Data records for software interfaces
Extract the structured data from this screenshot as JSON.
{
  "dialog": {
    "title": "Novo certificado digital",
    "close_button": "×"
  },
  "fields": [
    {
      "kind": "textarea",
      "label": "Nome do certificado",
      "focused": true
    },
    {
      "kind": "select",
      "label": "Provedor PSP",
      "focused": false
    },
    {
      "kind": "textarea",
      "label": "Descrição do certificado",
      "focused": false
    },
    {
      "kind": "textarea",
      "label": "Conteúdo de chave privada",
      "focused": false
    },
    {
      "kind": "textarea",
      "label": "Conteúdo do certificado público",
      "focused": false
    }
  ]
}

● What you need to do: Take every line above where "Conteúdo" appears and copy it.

● Answer:
      "label": "Conteúdo de chave privada",
      "label": "Conteúdo do certificado público",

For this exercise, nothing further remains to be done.